Just as CPP is an important piece of the retirement income puzzle for most Canadians, for many OAS is an equally important income source. Here are some common questions:
How much are the payments?
The payment amount for the OAS is determined by how long you have lived in Canada after the age of 18, with the maximum payment being payable to individuals who have lived in Canada for 40 years after age 18. In 2015, the maximum OAS benefit is $6,778.44 per person. You should apply for OAS six months prior to the age that you are entitled to receive it.
Won't I just have to repay it?
OAS is taxable and is subject to a recovery tax for higher income Canadians. If you are eligible for OAS and your net income is more than a threshold amount, the government will “claw back” all or part of your OAS benefits at the rate of 15 cents on the dollar for each dollar of income above this threshold amount. For 2015, the income threshold at which the recovery tax begins is net income of $71,592. If your income exceeds $116,103 you end up paying back all of OAS.
When will I receive it?
Citing fears over the rapidly expanding senior demographic, a few years ago the federal government announced it will raise the age at which Canadians will be eligible to receive OAS (and, if you are eligible, the Guaranteed Income Supplement (GIS).) Anyone born after March, 1958 will now be receiving OAS later than the month they turn age 65. The increases to the eligibility age are phased in gradually such that anyone born after January, 1962 will not be eligible to draw OAS until age 67. If you were born between March 1958 and January 1962 in other words you will receive OAS between age 65 and 67.
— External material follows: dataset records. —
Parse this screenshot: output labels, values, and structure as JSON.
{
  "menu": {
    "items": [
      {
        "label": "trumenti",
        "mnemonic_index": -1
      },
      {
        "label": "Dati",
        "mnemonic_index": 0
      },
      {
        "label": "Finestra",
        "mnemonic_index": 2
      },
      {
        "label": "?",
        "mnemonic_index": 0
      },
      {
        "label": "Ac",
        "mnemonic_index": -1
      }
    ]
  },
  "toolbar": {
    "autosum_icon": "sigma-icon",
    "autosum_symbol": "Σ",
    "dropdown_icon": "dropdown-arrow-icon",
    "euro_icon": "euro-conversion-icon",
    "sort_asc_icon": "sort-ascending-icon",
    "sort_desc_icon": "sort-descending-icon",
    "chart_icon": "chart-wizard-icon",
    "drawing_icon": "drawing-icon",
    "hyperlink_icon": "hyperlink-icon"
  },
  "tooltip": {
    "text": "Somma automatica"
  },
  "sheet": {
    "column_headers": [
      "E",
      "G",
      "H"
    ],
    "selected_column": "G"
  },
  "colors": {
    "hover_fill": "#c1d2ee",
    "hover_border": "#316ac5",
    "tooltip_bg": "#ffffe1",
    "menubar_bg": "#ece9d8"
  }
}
Adding to the complexity, you now are able to defer taking OAS payments by up to five years, which may make sense if you’re still working past 65. If you wait to receive OAS until age 70 you will receive an income for life that is 36% higher than if you had drawn OAS at the conventional age. As with the decision of whether or not to defer CPP, careful consideration of life expectancy, desired retirement income goals and the opportunity cost of drawing on other retirement funds should all be taken into consideration.
Read the original article, and more from Trinity Wealth Partners, on their website.